Reports of the death of third party QROPS are greatly exaggerated and the offshore pension scheme for expats and international workers is far from dead and buried, according to the UK tax man.
iExpats.com has specifically asked HMRC whether policy has changed to ban third party QROPS.
Third party QROPS is the term the offshore pension industry gives to qualifying recognised overseas pension schemes based in one country when the retirement saver lives in another.

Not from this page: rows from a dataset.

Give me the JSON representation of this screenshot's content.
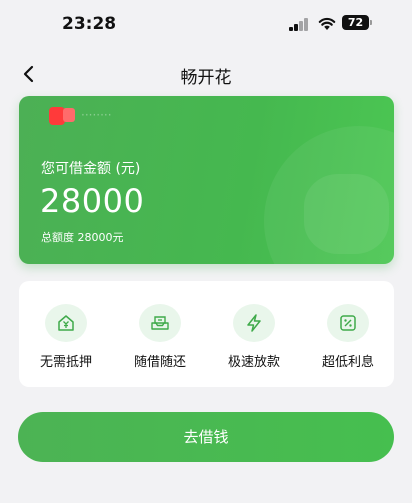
{
  "status_bar": {
    "time": "23:28",
    "battery": "72"
  },
  "nav": {
    "title": "畅开花"
  },
  "card": {
    "user_name": "········",
    "amount_label": "您可借金额 (元)",
    "amount": "28000",
    "total_line": "总额度 28000元"
  },
  "features": [
    {
      "label": "无需抵押",
      "icon": "house-yuan-icon"
    },
    {
      "label": "随借随还",
      "icon": "cash-tray-icon"
    },
    {
      "label": "极速放款",
      "icon": "lightning-icon"
    },
    {
      "label": "超低利息",
      "icon": "percent-icon"
    }
  ],
  "cta": {
    "label": "去借钱"
  },
  "colors": {
    "brand_green": "#45b84f",
    "icon_green": "#3faa4a",
    "icon_bg": "#e9f6eb"
  }
}
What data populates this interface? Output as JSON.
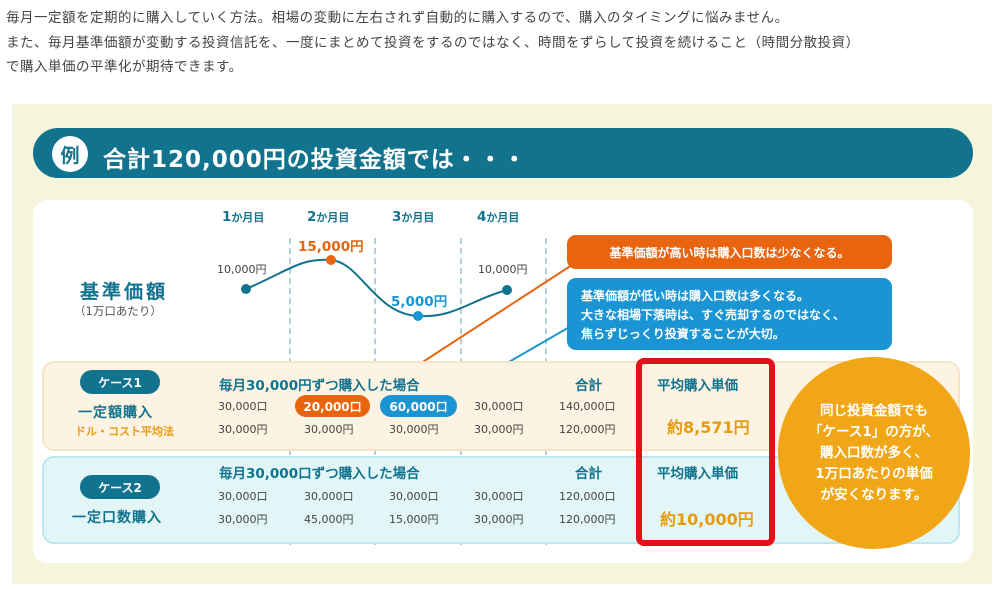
{
  "intro": {
    "line1": "毎月一定額を定期的に購入していく方法。相場の変動に左右されず自動的に購入するので、購入のタイミングに悩みません。",
    "line2": "また、毎月基準価額が変動する投資信託を、一度にまとめて投資をするのではなく、時間をずらして投資を続けること（時間分散投資）",
    "line3": "で購入単価の平準化が期待できます。"
  },
  "banner": {
    "badge": "例",
    "title": "合計120,000円の投資金額では・・・"
  },
  "months": [
    {
      "num": "1",
      "suffix": "か月目"
    },
    {
      "num": "2",
      "suffix": "か月目"
    },
    {
      "num": "3",
      "suffix": "か月目"
    },
    {
      "num": "4",
      "suffix": "か月目"
    }
  ],
  "price_label": {
    "title": "基準価額",
    "sub": "（1万口あたり）"
  },
  "prices": [
    "10,000円",
    "15,000円",
    "5,000円",
    "10,000円"
  ],
  "callouts": {
    "high": "基準価額が高い時は購入口数は少なくなる。",
    "low": [
      "基準価額が低い時は購入口数は多くなる。",
      "大きな相場下落時は、すぐ売却するのではなく、",
      "焦らずじっくり投資することが大切。"
    ]
  },
  "case1": {
    "pill": "ケース1",
    "name": "一定額購入",
    "sub": "ドル・コスト平均法",
    "header": "毎月30,000円ずつ購入した場合",
    "units": [
      "30,000口",
      "20,000口",
      "60,000口",
      "30,000口"
    ],
    "amounts": [
      "30,000円",
      "30,000円",
      "30,000円",
      "30,000円"
    ],
    "total_label": "合計",
    "total_units": "140,000口",
    "total_amount": "120,000円",
    "avg_label": "平均購入単価",
    "avg_value": "約8,571円"
  },
  "case2": {
    "pill": "ケース2",
    "name": "一定口数購入",
    "header": "毎月30,000口ずつ購入した場合",
    "units": [
      "30,000口",
      "30,000口",
      "30,000口",
      "30,000口"
    ],
    "amounts": [
      "30,000円",
      "45,000円",
      "15,000円",
      "30,000円"
    ],
    "total_label": "合計",
    "total_units": "120,000口",
    "total_amount": "120,000円",
    "avg_label": "平均購入単価",
    "avg_value": "約10,000円"
  },
  "bubble": [
    "同じ投資金額でも",
    "「ケース1」の方が、",
    "購入口数が多く、",
    "1万口あたりの単価",
    "が安くなります。"
  ],
  "colors": {
    "teal": "#12738f",
    "orange": "#e8640e",
    "blue": "#1a94d2",
    "amber": "#f0a616",
    "red": "#e0111b"
  }
}
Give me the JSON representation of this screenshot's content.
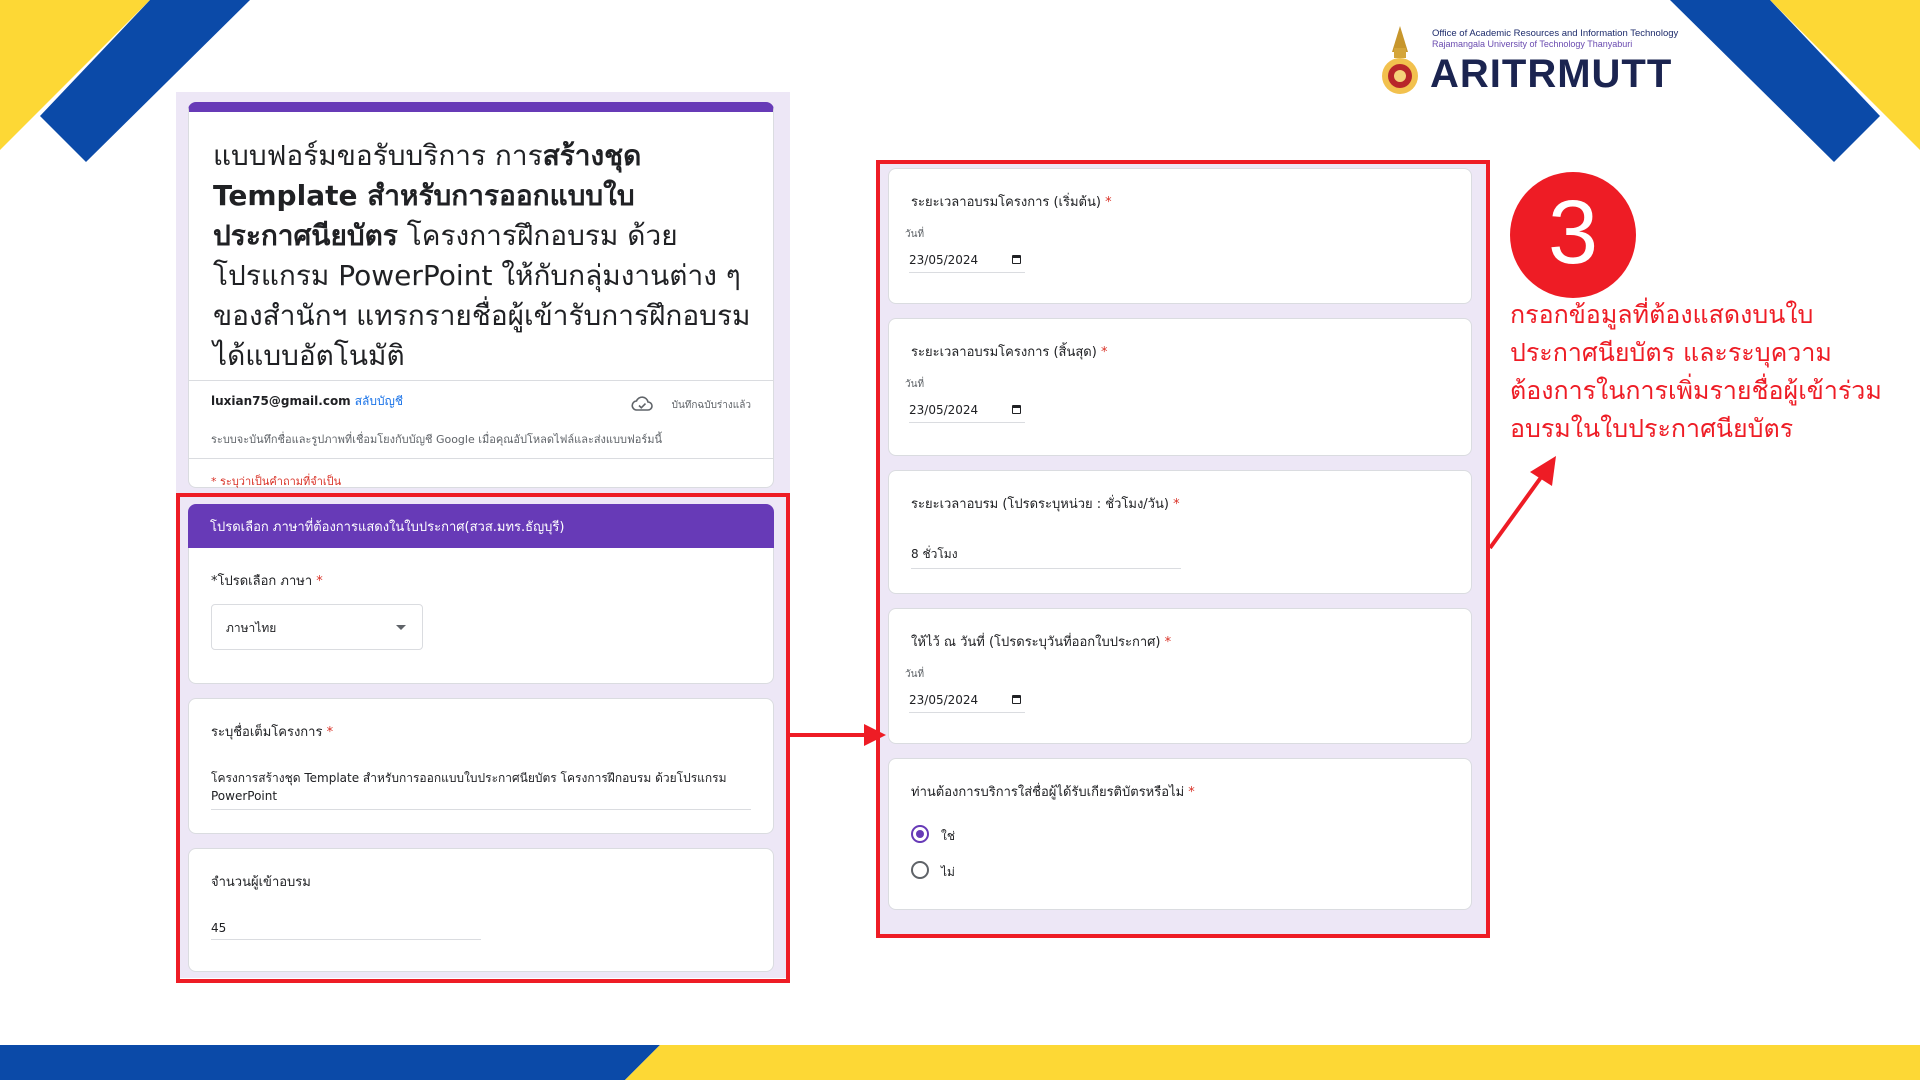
{
  "logo": {
    "line1": "Office of Academic Resources and Information Technology",
    "line2": "Rajamangala University of Technology Thanyaburi",
    "wordmark": "ARITRMUTT"
  },
  "header_card": {
    "title_plain_1": "แบบฟอร์มขอรับบริการ การ",
    "title_bold_1": "สร้างชุด Template สำหรับการออกแบบใบประกาศนียบัตร",
    "title_plain_2": " โครงการฝึกอบรม ด้วยโปรแกรม PowerPoint ให้กับกลุ่มงานต่าง ๆ ของสำนักฯ แทรกรายชื่อผู้เข้ารับการฝึกอบรมได้แบบอัตโนมัติ",
    "account_email": "luxian75@gmail.com",
    "switch_account": "สลับบัญชี",
    "saved_status": "บันทึกฉบับร่างแล้ว",
    "save_note": "ระบบจะบันทึกชื่อและรูปภาพที่เชื่อมโยงกับบัญชี Google เมื่อคุณอัปโหลดไฟล์และส่งแบบฟอร์มนี้",
    "required_note": "* ระบุว่าเป็นคำถามที่จำเป็น"
  },
  "section_left": {
    "header": "โปรดเลือก ภาษาที่ต้องการแสดงในใบประกาศ(สวส.มทร.ธัญบุรี)",
    "language_q": "*โปรดเลือก ภาษา",
    "language_value": "ภาษาไทย",
    "project_q": "ระบุชื่อเต็มโครงการ ",
    "project_value": "โครงการสร้างชุด Template สำหรับการออกแบบใบประกาศนียบัตร โครงการฝึกอบรม ด้วยโปรแกรม PowerPoint",
    "participants_q": "จำนวนผู้เข้าอบรม",
    "participants_value": "45"
  },
  "section_right": {
    "start_q": "ระยะเวลาอบรมโครงการ (เริ่มต้น)",
    "start_label": "วันที่",
    "start_value": "23/05/2024",
    "end_q": "ระยะเวลาอบรมโครงการ (สิ้นสุด)",
    "end_label": "วันที่",
    "end_value": "23/05/2024",
    "duration_q": "ระยะเวลาอบรม (โปรดระบุหน่วย : ชั่วโมง/วัน)",
    "duration_value": "8 ชั่วโมง",
    "issue_q": "ให้ไว้ ณ วันที่ (โปรดระบุวันที่ออกใบประกาศ)",
    "issue_label": "วันที่",
    "issue_value": "23/05/2024",
    "names_q": "ท่านต้องการบริการใส่ชื่อผู้ได้รับเกียรติบัตรหรือไม่",
    "option_yes": "ใช่",
    "option_no": "ไม่",
    "selected": "ใช่"
  },
  "step": {
    "number": "3",
    "text": "กรอกข้อมูลที่ต้องแสดงบนใบประกาศนียบัตร และระบุความต้องการในการเพิ่มรายชื่อผู้เข้าร่วมอบรมในใบประกาศนียบัตร"
  },
  "colors": {
    "accent_red": "#ee1c25",
    "form_purple": "#673ab7",
    "deco_blue": "#0b4aa8",
    "deco_yellow": "#fdd835"
  }
}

For instance, many expats have a pension hosted on Guernsey when they live in Spain or one of the Middle East Gulf countries.
The confusion and misinformation in the pensions industry comes from a comment in the latest tax information and impact note (TIIN) concerning QROPS from HMRC.

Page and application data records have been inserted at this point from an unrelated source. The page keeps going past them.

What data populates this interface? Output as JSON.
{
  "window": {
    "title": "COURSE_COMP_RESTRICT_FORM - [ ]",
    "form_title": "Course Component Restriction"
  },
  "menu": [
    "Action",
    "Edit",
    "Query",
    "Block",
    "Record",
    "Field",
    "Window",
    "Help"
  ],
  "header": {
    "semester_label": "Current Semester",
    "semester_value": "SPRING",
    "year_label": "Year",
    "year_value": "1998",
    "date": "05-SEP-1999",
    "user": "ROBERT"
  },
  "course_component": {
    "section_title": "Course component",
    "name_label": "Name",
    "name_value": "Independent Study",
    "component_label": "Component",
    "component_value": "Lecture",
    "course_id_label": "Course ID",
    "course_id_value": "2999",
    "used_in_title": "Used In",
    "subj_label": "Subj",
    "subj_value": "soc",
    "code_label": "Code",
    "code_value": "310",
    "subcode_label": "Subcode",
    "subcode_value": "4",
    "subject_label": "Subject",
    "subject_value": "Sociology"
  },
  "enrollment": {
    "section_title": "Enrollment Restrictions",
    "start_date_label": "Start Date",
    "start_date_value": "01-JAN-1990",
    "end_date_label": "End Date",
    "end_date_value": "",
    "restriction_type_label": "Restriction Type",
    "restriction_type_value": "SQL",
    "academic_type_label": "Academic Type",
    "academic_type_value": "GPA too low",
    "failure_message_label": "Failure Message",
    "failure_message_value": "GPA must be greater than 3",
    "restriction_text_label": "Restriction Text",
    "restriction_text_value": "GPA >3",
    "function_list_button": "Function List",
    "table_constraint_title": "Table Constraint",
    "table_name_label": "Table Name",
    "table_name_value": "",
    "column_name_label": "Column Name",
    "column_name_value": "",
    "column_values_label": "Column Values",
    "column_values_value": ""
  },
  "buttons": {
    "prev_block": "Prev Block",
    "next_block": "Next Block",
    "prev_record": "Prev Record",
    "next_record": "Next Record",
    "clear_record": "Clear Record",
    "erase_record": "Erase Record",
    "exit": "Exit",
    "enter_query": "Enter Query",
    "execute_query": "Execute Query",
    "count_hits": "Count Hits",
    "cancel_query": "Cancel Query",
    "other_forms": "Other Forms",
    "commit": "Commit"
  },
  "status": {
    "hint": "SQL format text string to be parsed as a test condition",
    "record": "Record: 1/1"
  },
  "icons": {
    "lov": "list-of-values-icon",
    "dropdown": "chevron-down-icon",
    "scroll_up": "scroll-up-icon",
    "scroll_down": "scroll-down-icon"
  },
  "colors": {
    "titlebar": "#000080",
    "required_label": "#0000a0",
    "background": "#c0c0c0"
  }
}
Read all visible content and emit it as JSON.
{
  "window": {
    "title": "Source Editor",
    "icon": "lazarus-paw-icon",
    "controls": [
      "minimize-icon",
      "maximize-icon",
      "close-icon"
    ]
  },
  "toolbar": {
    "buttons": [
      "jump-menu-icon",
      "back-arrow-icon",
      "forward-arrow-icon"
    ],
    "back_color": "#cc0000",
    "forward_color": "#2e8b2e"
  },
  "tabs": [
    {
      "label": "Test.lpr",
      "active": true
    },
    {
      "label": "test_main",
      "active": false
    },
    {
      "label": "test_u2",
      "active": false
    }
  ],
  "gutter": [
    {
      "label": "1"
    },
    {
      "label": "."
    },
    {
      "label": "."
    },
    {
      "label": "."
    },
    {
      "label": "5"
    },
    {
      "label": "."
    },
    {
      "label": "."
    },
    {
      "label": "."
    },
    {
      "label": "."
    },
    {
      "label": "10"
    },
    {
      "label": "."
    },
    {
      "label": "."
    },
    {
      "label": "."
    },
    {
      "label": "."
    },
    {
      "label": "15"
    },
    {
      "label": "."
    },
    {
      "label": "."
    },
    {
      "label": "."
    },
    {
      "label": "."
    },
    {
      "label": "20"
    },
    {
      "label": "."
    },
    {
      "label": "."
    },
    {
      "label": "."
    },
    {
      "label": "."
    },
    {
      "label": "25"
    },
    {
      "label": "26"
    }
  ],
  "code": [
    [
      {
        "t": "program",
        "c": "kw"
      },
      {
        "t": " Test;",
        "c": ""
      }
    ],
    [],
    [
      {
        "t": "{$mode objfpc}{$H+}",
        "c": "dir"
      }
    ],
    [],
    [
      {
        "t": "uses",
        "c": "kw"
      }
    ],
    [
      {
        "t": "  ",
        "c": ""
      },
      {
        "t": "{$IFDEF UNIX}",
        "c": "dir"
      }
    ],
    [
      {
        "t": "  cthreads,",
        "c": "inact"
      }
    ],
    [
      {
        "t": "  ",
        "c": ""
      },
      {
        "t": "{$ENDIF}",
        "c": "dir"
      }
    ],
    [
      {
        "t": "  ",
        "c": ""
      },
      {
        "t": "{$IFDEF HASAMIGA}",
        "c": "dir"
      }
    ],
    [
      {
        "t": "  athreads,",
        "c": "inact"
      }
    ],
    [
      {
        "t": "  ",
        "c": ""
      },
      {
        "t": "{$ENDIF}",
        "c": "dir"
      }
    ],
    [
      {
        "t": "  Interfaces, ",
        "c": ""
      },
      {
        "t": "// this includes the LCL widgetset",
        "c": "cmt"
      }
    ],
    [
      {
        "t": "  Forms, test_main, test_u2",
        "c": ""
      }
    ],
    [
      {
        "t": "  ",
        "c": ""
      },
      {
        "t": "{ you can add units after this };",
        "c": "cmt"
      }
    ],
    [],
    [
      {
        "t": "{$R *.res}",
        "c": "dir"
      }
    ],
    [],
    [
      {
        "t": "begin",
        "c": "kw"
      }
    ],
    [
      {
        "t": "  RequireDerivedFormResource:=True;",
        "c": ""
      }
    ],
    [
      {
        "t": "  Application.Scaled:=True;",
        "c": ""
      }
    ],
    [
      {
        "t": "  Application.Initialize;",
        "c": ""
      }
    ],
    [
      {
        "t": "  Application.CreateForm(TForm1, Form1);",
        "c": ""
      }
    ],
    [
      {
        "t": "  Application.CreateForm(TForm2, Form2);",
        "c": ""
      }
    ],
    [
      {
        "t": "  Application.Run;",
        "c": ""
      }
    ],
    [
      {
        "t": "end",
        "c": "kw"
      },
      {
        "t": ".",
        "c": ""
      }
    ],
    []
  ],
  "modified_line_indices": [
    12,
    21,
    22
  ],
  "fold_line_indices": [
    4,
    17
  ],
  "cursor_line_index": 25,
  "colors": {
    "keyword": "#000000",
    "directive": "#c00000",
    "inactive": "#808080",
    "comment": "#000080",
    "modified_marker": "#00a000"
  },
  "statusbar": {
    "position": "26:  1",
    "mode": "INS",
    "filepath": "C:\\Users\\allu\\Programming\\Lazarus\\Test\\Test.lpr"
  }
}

It says: “This measure will ensure a fairer tax system by making changes to the system of transfers of pension savings from registered pension schemes to QROPS.
“This will ensure that the system continues to be used for its intended purpose of allowing individuals who intend to leave the UK permanently to take their pension savings with them, free of UK tax, to their new country of residence in order to continue saving to provide an income in their retirement.”
Many so-called experts have wrongly suggested this phrase means QROPS investors can only set up a pension in the country where they are resident.
HMRC explains that the current QROPS policy is set out in the TIIN.
“QROPS were not intended to be used as a method of converting existing pension savings into a lump sum or escaping taxation on pension savings,” said an HMRC spokesman.
“An individual can move their UK pension savings to a pension scheme established in another country which is different to the one in which they are resident.”
The answer helps retirement savers looking at transferring their UK pensions to a QROPS.
Malta QROPS are tipped as the main beneficiaries of third party schemes due to strict regulation and tax relationships with other countries as a member of the European Union.